Copy all of the material below, line for line.

⟨

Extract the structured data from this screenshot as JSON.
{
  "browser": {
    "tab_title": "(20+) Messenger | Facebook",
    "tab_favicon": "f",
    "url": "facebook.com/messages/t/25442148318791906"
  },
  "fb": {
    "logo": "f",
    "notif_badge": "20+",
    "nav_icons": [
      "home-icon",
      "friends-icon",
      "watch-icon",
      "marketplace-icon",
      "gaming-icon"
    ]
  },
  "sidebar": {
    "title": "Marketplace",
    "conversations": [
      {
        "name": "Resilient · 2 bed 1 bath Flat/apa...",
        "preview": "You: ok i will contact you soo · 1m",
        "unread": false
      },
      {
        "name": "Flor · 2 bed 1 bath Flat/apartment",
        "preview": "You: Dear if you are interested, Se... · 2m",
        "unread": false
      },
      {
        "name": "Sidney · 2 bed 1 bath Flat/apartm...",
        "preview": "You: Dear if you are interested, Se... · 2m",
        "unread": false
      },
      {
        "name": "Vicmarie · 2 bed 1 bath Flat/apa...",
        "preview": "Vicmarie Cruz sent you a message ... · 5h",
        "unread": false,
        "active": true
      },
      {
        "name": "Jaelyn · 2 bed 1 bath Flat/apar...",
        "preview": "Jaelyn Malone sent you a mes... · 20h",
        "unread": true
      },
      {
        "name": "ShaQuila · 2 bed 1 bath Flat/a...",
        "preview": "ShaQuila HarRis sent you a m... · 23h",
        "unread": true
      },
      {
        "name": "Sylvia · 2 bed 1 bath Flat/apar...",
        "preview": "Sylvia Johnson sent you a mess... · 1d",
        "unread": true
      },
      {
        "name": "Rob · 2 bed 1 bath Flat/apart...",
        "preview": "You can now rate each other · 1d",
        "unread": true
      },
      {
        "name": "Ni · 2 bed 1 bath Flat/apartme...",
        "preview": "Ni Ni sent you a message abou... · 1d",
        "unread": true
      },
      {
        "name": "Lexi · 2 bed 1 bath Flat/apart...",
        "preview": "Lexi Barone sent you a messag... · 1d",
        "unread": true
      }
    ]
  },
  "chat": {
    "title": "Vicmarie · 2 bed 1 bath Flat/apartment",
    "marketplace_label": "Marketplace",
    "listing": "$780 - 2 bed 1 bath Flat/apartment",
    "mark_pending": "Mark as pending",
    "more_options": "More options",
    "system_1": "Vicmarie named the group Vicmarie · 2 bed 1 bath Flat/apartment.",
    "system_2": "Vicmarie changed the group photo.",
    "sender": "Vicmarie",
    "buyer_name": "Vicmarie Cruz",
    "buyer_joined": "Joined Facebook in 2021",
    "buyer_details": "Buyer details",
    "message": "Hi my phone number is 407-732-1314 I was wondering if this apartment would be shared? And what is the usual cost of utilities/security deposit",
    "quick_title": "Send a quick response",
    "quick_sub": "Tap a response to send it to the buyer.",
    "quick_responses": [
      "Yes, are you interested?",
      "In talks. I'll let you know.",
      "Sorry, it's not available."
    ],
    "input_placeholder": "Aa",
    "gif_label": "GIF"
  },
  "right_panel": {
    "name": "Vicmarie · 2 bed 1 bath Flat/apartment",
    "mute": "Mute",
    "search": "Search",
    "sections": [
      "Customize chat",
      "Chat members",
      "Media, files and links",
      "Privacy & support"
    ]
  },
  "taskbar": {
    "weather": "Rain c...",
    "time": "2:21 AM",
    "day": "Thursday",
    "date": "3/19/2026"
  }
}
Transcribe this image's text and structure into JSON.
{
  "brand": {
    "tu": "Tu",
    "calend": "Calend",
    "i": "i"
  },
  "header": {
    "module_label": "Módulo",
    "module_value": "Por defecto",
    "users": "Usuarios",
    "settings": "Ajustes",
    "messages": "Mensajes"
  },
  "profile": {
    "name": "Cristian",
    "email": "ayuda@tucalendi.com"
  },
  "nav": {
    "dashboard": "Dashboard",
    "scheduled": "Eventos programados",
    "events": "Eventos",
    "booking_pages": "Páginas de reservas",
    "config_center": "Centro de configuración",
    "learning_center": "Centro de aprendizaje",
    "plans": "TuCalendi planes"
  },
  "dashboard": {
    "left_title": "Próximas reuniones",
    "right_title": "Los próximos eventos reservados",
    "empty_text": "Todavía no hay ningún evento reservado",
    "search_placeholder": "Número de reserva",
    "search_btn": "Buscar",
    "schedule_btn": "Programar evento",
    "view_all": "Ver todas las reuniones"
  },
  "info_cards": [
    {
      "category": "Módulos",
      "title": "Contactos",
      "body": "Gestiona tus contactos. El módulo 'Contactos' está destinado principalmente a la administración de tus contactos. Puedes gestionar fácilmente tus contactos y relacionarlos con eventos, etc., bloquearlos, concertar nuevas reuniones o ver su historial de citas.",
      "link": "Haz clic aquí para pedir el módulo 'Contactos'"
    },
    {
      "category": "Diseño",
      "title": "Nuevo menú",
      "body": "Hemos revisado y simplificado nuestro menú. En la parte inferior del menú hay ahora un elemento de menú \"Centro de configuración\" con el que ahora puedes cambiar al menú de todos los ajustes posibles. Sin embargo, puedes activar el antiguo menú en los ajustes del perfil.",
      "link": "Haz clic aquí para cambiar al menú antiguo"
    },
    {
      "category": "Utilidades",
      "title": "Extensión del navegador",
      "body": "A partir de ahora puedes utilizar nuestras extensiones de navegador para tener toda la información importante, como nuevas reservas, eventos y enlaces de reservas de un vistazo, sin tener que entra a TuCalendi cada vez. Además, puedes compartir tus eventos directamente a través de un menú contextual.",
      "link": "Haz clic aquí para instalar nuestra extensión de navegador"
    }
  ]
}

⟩

Final answer —
Extract the structured data from this screenshot as JSON.
{
  "browser": {
    "tab_title": "(20+) Messenger | Facebook",
    "tab_favicon": "f",
    "url": "facebook.com/messages/t/25442148318791906"
  },
  "fb": {
    "logo": "f",
    "notif_badge": "20+",
    "nav_icons": [
      "home-icon",
      "friends-icon",
      "watch-icon",
      "marketplace-icon",
      "gaming-icon"
    ]
  },
  "sidebar": {
    "title": "Marketplace",
    "conversations": [
      {
        "name": "Resilient · 2 bed 1 bath Flat/apa...",
        "preview": "You: ok i will contact you soo · 1m",
        "unread": false
      },
      {
        "name": "Flor · 2 bed 1 bath Flat/apartment",
        "preview": "You: Dear if you are interested, Se... · 2m",
        "unread": false
      },
      {
        "name": "Sidney · 2 bed 1 bath Flat/apartm...",
        "preview": "You: Dear if you are interested, Se... · 2m",
        "unread": false
      },
      {
        "name": "Vicmarie · 2 bed 1 bath Flat/apa...",
        "preview": "Vicmarie Cruz sent you a message ... · 5h",
        "unread": false,
        "active": true
      },
      {
        "name": "Jaelyn · 2 bed 1 bath Flat/apar...",
        "preview": "Jaelyn Malone sent you a mes... · 20h",
        "unread": true
      },
      {
        "name": "ShaQuila · 2 bed 1 bath Flat/a...",
        "preview": "ShaQuila HarRis sent you a m... · 23h",
        "unread": true
      },
      {
        "name": "Sylvia · 2 bed 1 bath Flat/apar...",
        "preview": "Sylvia Johnson sent you a mess... · 1d",
        "unread": true
      },
      {
        "name": "Rob · 2 bed 1 bath Flat/apart...",
        "preview": "You can now rate each other · 1d",
        "unread": true
      },
      {
        "name": "Ni · 2 bed 1 bath Flat/apartme...",
        "preview": "Ni Ni sent you a message abou... · 1d",
        "unread": true
      },
      {
        "name": "Lexi · 2 bed 1 bath Flat/apart...",
        "preview": "Lexi Barone sent you a messag... · 1d",
        "unread": true
      }
    ]
  },
  "chat": {
    "title": "Vicmarie · 2 bed 1 bath Flat/apartment",
    "marketplace_label": "Marketplace",
    "listing": "$780 - 2 bed 1 bath Flat/apartment",
    "mark_pending": "Mark as pending",
    "more_options": "More options",
    "system_1": "Vicmarie named the group Vicmarie · 2 bed 1 bath Flat/apartment.",
    "system_2": "Vicmarie changed the group photo.",
    "sender": "Vicmarie",
    "buyer_name": "Vicmarie Cruz",
    "buyer_joined": "Joined Facebook in 2021",
    "buyer_details": "Buyer details",
    "message": "Hi my phone number is 407-732-1314 I was wondering if this apartment would be shared? And what is the usual cost of utilities/security deposit",
    "quick_title": "Send a quick response",
    "quick_sub": "Tap a response to send it to the buyer.",
    "quick_responses": [
      "Yes, are you interested?",
      "In talks. I'll let you know.",
      "Sorry, it's not available."
    ],
    "input_placeholder": "Aa",
    "gif_label": "GIF"
  },
  "right_panel": {
    "name": "Vicmarie · 2 bed 1 bath Flat/apartment",
    "mute": "Mute",
    "search": "Search",
    "sections": [
      "Customize chat",
      "Chat members",
      "Media, files and links",
      "Privacy & support"
    ]
  },
  "taskbar": {
    "weather": "Rain c...",
    "time": "2:21 AM",
    "day": "Thursday",
    "date": "3/19/2026"
  }
}
Transcribe this image's text and structure into JSON.
{
  "brand": {
    "tu": "Tu",
    "calend": "Calend",
    "i": "i"
  },
  "header": {
    "module_label": "Módulo",
    "module_value": "Por defecto",
    "users": "Usuarios",
    "settings": "Ajustes",
    "messages": "Mensajes"
  },
  "profile": {
    "name": "Cristian",
    "email": "ayuda@tucalendi.com"
  },
  "nav": {
    "dashboard": "Dashboard",
    "scheduled": "Eventos programados",
    "events": "Eventos",
    "booking_pages": "Páginas de reservas",
    "config_center": "Centro de configuración",
    "learning_center": "Centro de aprendizaje",
    "plans": "TuCalendi planes"
  },
  "dashboard": {
    "left_title": "Próximas reuniones",
    "right_title": "Los próximos eventos reservados",
    "empty_text": "Todavía no hay ningún evento reservado",
    "search_placeholder": "Número de reserva",
    "search_btn": "Buscar",
    "schedule_btn": "Programar evento",
    "view_all": "Ver todas las reuniones"
  },
  "info_cards": [
    {
      "category": "Módulos",
      "title": "Contactos",
      "body": "Gestiona tus contactos. El módulo 'Contactos' está destinado principalmente a la administración de tus contactos. Puedes gestionar fácilmente tus contactos y relacionarlos con eventos, etc., bloquearlos, concertar nuevas reuniones o ver su historial de citas.",
      "link": "Haz clic aquí para pedir el módulo 'Contactos'"
    },
    {
      "category": "Diseño",
      "title": "Nuevo menú",
      "body": "Hemos revisado y simplificado nuestro menú. En la parte inferior del menú hay ahora un elemento de menú \"Centro de configuración\" con el que ahora puedes cambiar al menú de todos los ajustes posibles. Sin embargo, puedes activar el antiguo menú en los ajustes del perfil.",
      "link": "Haz clic aquí para cambiar al menú antiguo"
    },
    {
      "category": "Utilidades",
      "title": "Extensión del navegador",
      "body": "A partir de ahora puedes utilizar nuestras extensiones de navegador para tener toda la información importante, como nuevas reservas, eventos y enlaces de reservas de un vistazo, sin tener que entra a TuCalendi cada vez. Además, puedes compartir tus eventos directamente a través de un menú contextual.",
      "link": "Haz clic aquí para instalar nuestra extensión de navegador"
    }
  ]
}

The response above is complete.